Adam Levitin at Credit Slips has been looking at bankruptcy fillings lately, and they confirm his worst suspicions about the credit card industry:
I’ve seen a bunch of cases with upwards of $60,000 of debt for a single debtor, a few with over $100,000, and the current record holder is $175,862.27. Yes, that’s right, $175,862.27. That’s larger than a lot of mortgages.
This debt was incurred on 25 cards from 12 different lenders, all major national financial institutions. No less than 9 of the cards and $80744.16 of the debt were for one lender, Bank of America. The debtor’s annual post-tax income is listed at around $85,000, and the debtor has been in her current job and industry for a while.
These kind of cases ought to really make us ask what’s going on with credit card lending. Clearly there is irresponsible borrowing. But it requires willing lenders. Cases like this look a lot like pushers and addicts. Unless we think a whole bunch of loan officers are routinely asleep at the switch, the best explanation is that card industry’s business model is not based on getting loans paid off, but is instead, as Credit Slips guest blogger Ronald Mann has shown, a sweatbox aimed at generating returns by keeping consumers in a limbo of financial distress for as long as possible. If that’s the case, we need to really rethink our model of credit card regulation and the BAPCPA provisions that stretch out the pre-bankruptcy period of financial distress.

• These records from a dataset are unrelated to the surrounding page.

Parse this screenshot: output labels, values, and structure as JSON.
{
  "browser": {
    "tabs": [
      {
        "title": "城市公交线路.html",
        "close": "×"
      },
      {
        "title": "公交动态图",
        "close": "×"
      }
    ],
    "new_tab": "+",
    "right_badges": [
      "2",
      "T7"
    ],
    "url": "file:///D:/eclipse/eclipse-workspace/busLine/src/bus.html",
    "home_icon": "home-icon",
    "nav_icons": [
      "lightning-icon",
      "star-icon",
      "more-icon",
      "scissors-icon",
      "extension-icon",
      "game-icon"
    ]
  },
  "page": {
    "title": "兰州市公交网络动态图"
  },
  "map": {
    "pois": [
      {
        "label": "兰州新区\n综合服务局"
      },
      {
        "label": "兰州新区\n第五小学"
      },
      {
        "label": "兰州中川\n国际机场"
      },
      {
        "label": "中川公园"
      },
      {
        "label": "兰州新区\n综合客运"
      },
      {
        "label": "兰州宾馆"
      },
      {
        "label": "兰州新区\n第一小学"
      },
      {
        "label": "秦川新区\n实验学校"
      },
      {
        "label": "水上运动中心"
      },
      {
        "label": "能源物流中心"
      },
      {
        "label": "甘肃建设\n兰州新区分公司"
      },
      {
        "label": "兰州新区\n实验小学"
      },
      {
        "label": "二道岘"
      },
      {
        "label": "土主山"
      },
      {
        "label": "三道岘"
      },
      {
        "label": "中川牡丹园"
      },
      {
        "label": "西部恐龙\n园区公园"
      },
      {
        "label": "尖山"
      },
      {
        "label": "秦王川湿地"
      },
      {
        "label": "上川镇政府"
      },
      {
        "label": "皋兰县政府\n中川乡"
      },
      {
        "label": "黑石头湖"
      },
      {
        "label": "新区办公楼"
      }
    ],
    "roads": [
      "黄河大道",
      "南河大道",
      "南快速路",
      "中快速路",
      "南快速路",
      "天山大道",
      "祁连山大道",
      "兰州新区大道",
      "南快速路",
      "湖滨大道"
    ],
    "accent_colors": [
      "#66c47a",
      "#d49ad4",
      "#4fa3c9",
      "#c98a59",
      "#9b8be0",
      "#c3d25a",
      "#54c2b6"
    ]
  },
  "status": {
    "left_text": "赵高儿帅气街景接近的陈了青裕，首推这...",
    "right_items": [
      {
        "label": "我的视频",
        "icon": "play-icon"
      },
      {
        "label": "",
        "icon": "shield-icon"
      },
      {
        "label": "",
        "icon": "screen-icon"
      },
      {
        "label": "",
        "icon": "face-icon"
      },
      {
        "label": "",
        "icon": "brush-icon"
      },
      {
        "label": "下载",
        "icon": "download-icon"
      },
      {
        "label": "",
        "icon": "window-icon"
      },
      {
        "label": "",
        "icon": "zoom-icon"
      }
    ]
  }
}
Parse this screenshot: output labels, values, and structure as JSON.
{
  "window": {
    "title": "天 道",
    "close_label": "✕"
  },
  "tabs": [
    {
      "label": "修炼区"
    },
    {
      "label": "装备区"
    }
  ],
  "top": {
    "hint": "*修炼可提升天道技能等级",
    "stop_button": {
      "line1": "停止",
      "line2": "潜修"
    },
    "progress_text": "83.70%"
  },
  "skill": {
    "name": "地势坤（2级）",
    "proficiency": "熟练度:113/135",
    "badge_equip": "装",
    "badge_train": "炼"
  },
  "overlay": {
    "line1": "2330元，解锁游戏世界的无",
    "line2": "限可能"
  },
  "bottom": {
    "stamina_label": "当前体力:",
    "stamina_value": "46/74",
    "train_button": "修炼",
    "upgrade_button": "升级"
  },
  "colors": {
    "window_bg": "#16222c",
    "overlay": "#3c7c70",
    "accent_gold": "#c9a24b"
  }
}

If you look at those credit card offers that lard up your mailbox, you may notice that quite a few offer “balance transfers” at low introductory rates that kick up sharply in six months to a year. ‘Nuff said.